95.2% (637 persons) of those receiving methadone or buprenorphine/naloxone treatment received their substitution drug as maintenance treatment and 4.8% (32 persons) received it for the purpose of detoxification. 79.7% of the clients in maintenance treatment were given methadone which is quasi equal to the previous years’ results. Buprenorphine/naloxone may be prescribed so that the medication is financed by the patient, which makes possible to treat clients who are willing to undertake the costs but otherwise would not obtain it due to the limited treatment capacities.
What trends can be observed in the numbers of clients?
The number of those treated in OST was relatively stable over the studied years: there was a minor increase following 2008, which can be linked to the introduction of buprenorphine/naloxone (and the introduction of the possibility of self-financed treatment), then a development in methodology of data collection, which caused a decrease in 2011. The reason for the relatively stable availability is that the financed treatment capacity has not changed over the years. The last estimate on the number of heroin users in Hungary was made in 2013 with respect to 2010-2011. On the basis of this in 2010 those receiving substitution treatment represented 22% of the total number of heroin users.
Facts and figures about programmes providing party service
How many organizations provided harm reduction services in the recreational setting in 2015?

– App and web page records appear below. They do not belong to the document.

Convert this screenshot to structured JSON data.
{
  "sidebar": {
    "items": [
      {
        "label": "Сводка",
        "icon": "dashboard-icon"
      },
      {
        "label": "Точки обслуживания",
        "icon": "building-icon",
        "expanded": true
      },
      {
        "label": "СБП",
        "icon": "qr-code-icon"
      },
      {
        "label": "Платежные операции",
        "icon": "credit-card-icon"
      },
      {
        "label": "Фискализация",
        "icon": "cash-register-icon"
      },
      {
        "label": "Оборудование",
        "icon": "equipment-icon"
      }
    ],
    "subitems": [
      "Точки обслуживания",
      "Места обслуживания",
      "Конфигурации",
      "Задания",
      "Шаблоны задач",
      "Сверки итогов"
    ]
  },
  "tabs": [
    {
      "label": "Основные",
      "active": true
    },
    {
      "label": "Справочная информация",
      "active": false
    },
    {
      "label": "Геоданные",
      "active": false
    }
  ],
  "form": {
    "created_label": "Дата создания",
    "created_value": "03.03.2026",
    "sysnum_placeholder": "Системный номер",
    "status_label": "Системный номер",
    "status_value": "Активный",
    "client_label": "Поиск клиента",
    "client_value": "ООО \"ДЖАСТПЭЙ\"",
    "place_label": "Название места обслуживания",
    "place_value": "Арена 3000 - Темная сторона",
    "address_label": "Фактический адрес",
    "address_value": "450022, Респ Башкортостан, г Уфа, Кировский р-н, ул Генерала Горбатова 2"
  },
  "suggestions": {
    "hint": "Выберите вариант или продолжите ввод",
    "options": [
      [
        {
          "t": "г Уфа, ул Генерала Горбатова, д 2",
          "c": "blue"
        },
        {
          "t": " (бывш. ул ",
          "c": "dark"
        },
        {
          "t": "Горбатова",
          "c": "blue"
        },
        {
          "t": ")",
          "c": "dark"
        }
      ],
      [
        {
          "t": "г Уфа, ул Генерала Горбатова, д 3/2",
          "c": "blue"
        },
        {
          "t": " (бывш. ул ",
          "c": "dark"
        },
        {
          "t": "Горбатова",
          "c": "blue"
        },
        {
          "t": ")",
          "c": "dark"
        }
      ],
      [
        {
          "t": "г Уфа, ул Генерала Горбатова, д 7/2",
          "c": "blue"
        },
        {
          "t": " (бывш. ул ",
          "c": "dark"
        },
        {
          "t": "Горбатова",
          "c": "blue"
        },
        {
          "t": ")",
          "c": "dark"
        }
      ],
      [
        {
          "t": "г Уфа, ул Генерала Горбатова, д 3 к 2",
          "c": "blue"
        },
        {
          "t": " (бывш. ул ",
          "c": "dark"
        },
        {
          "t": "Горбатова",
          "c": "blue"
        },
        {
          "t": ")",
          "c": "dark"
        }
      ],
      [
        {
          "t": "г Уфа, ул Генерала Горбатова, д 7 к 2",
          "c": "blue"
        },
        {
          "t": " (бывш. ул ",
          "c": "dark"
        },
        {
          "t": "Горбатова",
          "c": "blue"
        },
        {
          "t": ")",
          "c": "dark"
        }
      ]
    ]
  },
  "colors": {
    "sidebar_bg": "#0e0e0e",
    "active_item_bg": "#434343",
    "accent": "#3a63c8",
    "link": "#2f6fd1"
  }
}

In 2015 a total of 23 organisations participated in the data collection, of which 13 operated harm reduction service in the recreational setting at city-level, 3 at micro-regional level, 3 at county level, 1 at regional level and 3 at national level. They took part in a total of 583 events where they contacted 83.877 people. The mean number of contacts per event was 143 (the same figure was 66 in 2014, and 50 in 2013). The items most frequently provided by the organisations were water, condoms, leaflets, glucose tablets and effervescent tablets.